### [WHAT YOU HAVE TO DO]
List each line of the data that holds the string "Survey", please.

### [SOURCE DATA]
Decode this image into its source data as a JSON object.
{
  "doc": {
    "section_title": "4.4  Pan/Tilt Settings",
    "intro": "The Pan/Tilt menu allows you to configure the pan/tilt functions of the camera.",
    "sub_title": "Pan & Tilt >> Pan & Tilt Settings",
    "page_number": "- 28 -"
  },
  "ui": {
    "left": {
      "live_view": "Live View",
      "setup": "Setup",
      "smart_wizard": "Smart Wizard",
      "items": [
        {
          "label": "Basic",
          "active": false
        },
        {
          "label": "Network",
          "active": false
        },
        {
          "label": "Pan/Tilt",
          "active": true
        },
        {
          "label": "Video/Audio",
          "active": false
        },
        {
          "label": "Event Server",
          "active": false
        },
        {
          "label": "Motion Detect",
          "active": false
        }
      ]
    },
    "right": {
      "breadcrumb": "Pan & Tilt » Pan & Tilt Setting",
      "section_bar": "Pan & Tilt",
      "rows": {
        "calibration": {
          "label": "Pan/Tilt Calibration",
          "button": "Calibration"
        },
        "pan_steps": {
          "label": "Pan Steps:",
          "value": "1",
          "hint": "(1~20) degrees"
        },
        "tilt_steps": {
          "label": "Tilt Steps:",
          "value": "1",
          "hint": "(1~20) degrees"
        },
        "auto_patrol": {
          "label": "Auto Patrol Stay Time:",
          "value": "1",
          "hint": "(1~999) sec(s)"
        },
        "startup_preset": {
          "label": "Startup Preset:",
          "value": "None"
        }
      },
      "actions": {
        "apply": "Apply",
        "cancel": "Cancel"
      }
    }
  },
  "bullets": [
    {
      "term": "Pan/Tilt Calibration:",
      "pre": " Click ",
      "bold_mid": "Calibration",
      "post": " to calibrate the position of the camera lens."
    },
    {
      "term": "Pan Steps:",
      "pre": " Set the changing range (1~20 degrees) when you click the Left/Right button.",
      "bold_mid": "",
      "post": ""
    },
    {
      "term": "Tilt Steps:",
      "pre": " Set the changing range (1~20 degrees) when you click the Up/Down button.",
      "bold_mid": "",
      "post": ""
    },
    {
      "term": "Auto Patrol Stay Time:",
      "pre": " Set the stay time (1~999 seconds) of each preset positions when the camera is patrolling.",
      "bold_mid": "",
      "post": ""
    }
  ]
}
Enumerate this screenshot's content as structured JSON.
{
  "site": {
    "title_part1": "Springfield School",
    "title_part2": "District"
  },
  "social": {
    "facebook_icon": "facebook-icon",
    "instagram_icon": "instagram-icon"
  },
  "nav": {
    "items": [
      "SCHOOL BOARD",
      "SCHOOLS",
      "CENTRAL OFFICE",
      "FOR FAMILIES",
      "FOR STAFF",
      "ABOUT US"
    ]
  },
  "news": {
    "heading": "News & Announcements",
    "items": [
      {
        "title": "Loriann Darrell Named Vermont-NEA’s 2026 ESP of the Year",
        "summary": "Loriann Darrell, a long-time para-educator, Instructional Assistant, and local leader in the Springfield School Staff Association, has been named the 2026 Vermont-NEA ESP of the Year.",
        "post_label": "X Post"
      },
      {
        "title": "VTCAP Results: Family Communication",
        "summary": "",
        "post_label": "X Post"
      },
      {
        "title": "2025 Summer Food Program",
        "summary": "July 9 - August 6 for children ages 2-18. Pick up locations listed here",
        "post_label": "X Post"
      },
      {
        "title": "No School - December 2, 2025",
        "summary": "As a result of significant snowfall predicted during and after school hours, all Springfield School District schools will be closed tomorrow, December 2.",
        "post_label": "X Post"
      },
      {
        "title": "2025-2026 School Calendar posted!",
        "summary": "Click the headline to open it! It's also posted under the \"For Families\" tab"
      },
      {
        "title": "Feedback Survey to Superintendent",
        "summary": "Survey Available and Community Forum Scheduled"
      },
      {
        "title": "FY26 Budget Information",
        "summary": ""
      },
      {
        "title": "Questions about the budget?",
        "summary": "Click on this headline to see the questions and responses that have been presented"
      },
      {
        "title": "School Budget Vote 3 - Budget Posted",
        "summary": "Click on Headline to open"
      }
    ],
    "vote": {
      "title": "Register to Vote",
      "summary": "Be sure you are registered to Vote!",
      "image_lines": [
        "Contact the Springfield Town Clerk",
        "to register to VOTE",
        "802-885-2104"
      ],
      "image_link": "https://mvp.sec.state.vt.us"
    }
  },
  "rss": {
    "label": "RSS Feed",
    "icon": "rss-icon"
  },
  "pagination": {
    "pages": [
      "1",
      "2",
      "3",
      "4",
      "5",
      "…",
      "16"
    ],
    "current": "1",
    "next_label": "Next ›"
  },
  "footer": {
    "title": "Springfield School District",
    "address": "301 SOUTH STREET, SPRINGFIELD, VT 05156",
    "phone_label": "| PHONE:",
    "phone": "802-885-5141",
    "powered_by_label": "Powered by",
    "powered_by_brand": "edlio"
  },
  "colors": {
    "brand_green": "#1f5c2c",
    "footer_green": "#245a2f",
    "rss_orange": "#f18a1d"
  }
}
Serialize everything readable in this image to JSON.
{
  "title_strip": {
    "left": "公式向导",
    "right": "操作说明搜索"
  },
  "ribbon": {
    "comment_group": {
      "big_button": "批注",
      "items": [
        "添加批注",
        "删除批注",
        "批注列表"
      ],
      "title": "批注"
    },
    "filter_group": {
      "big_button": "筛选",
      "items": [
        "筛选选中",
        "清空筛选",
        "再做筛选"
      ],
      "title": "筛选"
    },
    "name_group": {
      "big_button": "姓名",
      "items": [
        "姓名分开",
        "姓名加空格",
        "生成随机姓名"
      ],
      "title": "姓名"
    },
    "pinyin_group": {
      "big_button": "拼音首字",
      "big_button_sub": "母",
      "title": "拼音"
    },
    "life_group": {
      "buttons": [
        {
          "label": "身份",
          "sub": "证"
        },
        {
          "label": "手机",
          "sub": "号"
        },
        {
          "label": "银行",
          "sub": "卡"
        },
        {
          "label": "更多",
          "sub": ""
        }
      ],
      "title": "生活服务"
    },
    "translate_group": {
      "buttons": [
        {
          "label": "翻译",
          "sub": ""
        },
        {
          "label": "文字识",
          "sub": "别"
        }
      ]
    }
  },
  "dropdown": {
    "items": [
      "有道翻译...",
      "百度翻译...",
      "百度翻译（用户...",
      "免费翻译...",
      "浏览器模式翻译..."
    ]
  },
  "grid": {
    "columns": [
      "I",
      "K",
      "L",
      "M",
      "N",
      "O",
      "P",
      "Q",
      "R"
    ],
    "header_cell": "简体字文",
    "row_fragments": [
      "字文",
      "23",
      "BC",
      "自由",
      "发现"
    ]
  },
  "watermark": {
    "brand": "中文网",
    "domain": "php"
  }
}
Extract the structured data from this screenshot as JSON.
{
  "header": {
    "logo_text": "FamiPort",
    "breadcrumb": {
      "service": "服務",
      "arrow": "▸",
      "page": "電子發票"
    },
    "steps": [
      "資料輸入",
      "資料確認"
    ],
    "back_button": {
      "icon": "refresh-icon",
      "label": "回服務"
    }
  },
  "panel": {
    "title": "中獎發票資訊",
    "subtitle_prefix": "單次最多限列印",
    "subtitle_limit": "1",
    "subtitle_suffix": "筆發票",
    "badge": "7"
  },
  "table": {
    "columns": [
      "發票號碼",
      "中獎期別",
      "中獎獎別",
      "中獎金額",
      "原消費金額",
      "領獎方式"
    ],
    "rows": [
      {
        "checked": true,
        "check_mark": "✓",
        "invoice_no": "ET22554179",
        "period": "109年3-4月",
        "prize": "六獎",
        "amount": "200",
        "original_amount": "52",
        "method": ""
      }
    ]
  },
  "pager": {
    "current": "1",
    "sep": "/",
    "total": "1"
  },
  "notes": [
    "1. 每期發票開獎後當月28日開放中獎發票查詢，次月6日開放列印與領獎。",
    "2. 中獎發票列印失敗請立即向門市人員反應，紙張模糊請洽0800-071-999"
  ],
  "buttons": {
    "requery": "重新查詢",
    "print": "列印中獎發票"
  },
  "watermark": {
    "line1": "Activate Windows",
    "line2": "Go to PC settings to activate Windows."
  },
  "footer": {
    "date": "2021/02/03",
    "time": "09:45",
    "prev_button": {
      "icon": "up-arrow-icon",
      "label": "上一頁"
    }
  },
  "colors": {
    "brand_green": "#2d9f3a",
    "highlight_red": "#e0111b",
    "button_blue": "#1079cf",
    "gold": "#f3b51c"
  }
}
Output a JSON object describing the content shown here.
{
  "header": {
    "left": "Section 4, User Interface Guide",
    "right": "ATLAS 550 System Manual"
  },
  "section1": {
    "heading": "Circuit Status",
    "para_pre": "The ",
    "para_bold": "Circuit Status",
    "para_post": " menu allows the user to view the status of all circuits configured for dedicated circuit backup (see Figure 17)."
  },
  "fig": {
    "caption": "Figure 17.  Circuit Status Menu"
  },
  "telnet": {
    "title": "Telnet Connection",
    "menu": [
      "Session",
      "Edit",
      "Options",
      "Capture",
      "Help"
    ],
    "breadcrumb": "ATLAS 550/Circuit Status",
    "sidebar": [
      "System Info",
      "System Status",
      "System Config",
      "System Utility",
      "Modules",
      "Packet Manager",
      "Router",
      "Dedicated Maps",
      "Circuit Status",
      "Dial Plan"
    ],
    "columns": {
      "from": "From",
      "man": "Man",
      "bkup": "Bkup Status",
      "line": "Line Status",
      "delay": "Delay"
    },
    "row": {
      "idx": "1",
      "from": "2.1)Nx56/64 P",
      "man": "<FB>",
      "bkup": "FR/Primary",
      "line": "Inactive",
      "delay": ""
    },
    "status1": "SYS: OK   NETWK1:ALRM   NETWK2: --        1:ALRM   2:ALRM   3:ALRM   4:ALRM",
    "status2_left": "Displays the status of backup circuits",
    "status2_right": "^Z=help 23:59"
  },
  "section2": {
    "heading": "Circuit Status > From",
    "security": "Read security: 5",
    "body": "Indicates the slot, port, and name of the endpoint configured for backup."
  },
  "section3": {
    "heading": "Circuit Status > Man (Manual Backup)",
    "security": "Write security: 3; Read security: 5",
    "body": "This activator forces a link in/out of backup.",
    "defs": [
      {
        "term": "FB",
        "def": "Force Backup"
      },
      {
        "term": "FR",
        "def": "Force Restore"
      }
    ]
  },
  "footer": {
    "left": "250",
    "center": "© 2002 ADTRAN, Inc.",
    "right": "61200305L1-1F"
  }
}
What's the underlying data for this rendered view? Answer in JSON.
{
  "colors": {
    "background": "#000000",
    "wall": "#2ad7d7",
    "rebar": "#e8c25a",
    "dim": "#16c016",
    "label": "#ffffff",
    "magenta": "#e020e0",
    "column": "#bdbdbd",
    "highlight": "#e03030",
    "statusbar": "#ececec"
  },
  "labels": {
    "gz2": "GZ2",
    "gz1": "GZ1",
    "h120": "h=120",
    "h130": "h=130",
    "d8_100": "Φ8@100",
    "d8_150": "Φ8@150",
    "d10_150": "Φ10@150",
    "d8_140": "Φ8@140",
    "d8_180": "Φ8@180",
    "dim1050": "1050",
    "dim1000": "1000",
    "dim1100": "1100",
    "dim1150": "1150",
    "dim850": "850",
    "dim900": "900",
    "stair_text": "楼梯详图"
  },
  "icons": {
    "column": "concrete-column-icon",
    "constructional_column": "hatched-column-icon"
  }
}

### [ANSWER BELOW]
        "title": "Feedback Survey to Superintendent",
        "summary": "Survey Available and Community Forum Scheduled"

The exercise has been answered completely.